SAN FRANCISCO — Appealing the dismissal of its claim that the U.S. government violated its rights under the First Amendment to the U.S. Constitution, Twitter Inc., in March 1 reply brief, tells the Ninth Circuit U.S. Court of Appeals argues that it is entitled to “a prompt judicial review” of the Federal Bureau of Investigation’s blocking of Twitter’s quest to release a report about its compliance with governmental national security surveillance of its users.
SAN JOSE, Calif. — On March 1, Google LLC filed a reply supporting its motion for a protective order to excuse it from a “blunderbuss preservation demand” made by the plaintiffs in a putative class action over purported privacy violations connected to Google’s Chrome web browser, telling a California federal court that requiring it to retain all Chrome user data logs would be unduly burdensome and costly.
SAN FRANCISCO — Two California residents who filed a putative class complaint against the companies that operate Ancestry.com for the inclusion of their yearbook photos and information on the website’s database failed to show that they have standing under Article III of the U.S. Constitution, a federal magistrate judge in California ruled March 1, alternatively finding that the defendants are immune from liability under the Communications Decency Act (CDA) and giving the plaintiffs 21 days to file an amended complaint with a blackline of the changes.
NEW YORK — Home-sharing platform operator HomeAway.com Inc. on March 1 was declared the prevailing party in its dismissed lawsuit challenging a New York City ordinance that would have required the submission of a “breathtaking” amount of customer information, with a New York federal judge finding that the law’s revision demonstrated the plaintiff’s success, meriting an award of costs and attorney fees.
SPRINGFIELD, Ill. — The Illinois Supreme Court will begin hearing oral arguments on March 10 as to whether an insurer has a duty to defend against claims that its insured violated the Biometric Information Privacy Act.
SAN FRANCISCO — Six months after preliminarily approving a $650 million settlement of a class action over Facebook Inc.’s use of facial scans in the photo-tagging feature on its social media platform, a California federal judge on Feb. 26 granted final approval, lauding the “landmark result” that “will put at least $345 into the hands of every class member interested in being compensated.”
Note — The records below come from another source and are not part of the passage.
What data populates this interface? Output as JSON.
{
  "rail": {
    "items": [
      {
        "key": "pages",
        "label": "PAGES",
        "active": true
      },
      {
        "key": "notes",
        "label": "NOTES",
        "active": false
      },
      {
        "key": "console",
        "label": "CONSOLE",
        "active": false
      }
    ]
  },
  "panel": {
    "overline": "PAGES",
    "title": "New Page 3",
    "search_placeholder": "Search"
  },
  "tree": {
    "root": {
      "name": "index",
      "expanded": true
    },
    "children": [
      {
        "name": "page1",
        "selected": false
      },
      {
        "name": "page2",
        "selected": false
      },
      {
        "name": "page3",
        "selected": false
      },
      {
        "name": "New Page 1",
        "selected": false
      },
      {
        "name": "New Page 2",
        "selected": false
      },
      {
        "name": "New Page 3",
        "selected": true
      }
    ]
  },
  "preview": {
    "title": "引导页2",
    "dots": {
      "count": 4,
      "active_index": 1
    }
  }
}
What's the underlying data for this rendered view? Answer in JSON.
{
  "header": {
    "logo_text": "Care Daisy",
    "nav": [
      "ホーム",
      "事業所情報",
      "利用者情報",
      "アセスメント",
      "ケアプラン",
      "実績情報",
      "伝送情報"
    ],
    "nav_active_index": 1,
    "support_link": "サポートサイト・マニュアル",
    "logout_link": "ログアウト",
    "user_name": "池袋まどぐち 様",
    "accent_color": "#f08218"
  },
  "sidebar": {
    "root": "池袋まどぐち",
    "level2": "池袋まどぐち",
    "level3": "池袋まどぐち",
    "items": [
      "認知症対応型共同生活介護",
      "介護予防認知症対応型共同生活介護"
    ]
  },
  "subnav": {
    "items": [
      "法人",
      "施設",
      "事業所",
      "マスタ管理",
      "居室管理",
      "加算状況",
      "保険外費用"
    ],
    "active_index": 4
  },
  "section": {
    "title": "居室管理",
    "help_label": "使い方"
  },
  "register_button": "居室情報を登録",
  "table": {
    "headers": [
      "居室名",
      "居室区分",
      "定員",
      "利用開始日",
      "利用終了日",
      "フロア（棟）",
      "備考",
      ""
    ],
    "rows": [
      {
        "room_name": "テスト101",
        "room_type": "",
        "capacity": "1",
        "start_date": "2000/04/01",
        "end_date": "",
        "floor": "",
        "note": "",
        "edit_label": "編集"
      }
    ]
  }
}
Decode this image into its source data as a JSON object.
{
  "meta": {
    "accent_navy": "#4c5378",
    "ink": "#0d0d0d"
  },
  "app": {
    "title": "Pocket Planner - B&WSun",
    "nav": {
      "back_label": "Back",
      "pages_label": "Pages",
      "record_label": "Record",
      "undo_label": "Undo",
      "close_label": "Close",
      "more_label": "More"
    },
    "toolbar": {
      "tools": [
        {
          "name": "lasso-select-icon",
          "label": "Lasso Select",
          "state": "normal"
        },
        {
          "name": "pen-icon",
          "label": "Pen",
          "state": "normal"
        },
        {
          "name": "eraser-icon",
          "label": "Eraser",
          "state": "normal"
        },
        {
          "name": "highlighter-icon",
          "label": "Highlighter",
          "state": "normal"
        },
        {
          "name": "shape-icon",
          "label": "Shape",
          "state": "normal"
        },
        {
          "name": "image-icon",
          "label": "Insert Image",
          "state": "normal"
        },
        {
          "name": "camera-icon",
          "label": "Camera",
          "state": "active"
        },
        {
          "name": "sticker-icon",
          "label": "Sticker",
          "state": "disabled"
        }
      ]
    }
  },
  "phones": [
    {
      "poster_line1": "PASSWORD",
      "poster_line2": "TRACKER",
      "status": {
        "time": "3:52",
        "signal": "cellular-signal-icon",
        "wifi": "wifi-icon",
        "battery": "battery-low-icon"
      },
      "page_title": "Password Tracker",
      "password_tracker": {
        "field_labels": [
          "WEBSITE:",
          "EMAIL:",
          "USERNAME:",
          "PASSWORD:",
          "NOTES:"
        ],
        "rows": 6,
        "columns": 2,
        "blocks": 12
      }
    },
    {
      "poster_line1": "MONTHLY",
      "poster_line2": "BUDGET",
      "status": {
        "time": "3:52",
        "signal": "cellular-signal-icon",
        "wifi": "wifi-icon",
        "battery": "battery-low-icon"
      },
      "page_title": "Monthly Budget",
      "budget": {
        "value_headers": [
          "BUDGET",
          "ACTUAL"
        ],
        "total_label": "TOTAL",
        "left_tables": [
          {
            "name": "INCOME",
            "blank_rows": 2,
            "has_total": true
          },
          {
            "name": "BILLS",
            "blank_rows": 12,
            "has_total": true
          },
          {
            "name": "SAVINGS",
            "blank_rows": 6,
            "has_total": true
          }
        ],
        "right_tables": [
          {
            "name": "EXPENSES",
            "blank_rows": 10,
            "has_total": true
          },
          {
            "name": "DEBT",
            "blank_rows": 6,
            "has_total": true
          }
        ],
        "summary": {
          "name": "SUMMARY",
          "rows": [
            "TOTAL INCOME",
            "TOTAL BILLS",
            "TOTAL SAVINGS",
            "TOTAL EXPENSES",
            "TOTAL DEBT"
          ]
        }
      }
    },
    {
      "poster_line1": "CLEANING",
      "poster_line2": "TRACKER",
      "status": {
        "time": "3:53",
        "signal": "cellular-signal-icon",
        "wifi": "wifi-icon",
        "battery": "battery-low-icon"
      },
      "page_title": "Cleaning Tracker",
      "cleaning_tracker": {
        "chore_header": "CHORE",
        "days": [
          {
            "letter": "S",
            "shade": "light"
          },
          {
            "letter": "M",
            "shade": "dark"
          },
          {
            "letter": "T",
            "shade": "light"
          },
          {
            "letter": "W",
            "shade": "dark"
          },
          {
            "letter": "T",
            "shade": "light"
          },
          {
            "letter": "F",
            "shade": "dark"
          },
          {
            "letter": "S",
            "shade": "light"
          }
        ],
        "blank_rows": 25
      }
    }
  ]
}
DALLAS — A federal judge in Texas on Feb. 24 held that an insured is not entitled to commercial crime insurance coverage for the loss of its clients' funds that were diverted through a phishing scheme, granting the primary and excess insurers’ motions for summary judgment in the insured’s lawsuit seeking to recoup $6.02 million.
CHICAGO — In what they tout as “rank[ing] among the nation’s highest privacy-related settlements,” a consolidated group of users of the TikTok app filed a notice in Illinois federal court on Feb. 25 announcing that they had reached an agreement to settle their privacy class claims against TikTok Inc. for $92 million and seeking preliminary approval of the deal.
SAN JOSE, Calif. — In the latest in a series of discovery rulings related to requests for production (RFPs) served upon Zoom Video Communications Inc. by users of its cyber-meeting platform, a California federal magistrate judge on Feb. 23 partly ruled in favor of Zoom, deeming documents related to certain third-party apps to not be relevant to claims over purported data sharing and hacking incidents.